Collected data

>>>

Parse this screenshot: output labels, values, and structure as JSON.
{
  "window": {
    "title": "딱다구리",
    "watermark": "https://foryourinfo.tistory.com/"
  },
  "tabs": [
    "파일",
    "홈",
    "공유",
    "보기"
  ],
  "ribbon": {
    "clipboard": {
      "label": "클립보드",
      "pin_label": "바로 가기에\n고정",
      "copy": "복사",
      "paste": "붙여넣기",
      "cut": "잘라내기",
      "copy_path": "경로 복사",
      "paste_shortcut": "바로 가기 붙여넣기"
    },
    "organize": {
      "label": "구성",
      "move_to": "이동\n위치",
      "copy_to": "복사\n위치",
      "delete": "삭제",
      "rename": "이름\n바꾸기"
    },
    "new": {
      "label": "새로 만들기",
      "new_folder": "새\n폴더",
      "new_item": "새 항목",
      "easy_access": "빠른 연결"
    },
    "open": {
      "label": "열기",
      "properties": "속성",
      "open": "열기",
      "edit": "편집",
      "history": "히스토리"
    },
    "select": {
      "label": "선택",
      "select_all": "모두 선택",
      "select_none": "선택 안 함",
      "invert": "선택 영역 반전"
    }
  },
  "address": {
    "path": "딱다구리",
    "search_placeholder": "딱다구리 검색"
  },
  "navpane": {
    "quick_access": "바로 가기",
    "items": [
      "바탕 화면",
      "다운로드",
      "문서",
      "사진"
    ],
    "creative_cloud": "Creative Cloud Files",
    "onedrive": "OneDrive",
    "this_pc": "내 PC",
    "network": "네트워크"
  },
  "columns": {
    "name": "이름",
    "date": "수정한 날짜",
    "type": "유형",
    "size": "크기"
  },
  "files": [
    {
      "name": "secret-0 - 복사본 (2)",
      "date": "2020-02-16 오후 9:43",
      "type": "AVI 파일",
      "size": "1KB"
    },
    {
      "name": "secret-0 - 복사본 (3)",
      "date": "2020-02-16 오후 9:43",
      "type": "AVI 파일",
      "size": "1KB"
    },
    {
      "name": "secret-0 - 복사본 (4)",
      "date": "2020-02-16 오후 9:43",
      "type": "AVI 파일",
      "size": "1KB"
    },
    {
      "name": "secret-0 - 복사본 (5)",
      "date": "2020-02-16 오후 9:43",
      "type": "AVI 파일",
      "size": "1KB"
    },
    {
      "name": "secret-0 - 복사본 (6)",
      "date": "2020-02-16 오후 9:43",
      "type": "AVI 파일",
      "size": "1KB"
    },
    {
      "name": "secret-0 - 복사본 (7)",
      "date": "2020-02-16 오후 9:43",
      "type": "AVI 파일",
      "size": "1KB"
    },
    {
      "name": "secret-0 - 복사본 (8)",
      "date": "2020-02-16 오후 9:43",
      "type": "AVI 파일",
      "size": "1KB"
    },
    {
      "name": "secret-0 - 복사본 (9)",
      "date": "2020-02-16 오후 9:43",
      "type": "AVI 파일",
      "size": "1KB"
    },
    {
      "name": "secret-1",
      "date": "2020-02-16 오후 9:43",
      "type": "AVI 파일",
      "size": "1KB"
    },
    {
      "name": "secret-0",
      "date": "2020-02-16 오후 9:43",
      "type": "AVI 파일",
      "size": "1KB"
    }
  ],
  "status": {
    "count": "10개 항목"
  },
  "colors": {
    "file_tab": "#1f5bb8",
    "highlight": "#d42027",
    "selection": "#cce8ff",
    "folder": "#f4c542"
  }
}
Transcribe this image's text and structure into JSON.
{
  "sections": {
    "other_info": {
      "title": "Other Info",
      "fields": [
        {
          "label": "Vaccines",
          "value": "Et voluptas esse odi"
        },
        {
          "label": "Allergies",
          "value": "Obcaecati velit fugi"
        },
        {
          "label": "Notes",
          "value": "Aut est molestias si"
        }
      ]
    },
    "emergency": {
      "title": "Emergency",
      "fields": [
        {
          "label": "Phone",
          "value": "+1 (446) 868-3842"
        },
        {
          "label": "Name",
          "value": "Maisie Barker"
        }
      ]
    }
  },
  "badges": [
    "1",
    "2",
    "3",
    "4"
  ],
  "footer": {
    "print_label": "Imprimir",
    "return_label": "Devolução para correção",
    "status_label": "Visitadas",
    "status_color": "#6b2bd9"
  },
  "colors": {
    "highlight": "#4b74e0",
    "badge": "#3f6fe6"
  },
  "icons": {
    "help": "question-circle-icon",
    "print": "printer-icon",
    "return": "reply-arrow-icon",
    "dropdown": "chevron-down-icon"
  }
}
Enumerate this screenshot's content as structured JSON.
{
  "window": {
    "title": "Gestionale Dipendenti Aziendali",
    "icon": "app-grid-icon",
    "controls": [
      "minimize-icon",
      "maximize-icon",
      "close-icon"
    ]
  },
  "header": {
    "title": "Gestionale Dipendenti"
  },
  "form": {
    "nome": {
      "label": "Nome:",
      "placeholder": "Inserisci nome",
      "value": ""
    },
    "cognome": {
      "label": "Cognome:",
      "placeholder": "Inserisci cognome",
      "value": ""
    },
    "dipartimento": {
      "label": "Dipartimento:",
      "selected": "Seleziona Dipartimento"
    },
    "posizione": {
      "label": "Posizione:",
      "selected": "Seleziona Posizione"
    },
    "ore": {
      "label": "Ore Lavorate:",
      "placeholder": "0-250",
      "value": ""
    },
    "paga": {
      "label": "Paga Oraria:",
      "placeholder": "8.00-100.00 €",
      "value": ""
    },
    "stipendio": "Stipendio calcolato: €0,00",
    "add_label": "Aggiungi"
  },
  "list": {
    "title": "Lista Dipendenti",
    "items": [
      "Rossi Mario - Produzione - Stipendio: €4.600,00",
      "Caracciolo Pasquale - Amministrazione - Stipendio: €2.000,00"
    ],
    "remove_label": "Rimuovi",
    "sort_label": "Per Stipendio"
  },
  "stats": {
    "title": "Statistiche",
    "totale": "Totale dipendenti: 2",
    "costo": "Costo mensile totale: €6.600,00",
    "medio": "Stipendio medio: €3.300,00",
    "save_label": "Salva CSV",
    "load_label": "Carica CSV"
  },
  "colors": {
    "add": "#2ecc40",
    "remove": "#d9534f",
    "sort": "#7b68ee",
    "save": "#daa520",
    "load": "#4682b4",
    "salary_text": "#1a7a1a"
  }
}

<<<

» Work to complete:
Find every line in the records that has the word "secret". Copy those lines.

» Output for this exercise:
      "name": "secret-0 - 복사본 (2)",
      "name": "secret-0 - 복사본 (3)",
      "name": "secret-0 - 복사본 (4)",
      "name": "secret-0 - 복사본 (5)",
      "name": "secret-0 - 복사본 (6)",
      "name": "secret-0 - 복사본 (7)",
      "name": "secret-0 - 복사본 (8)",
      "name": "secret-0 - 복사본 (9)",
      "name": "secret-1",
      "name": "secret-0",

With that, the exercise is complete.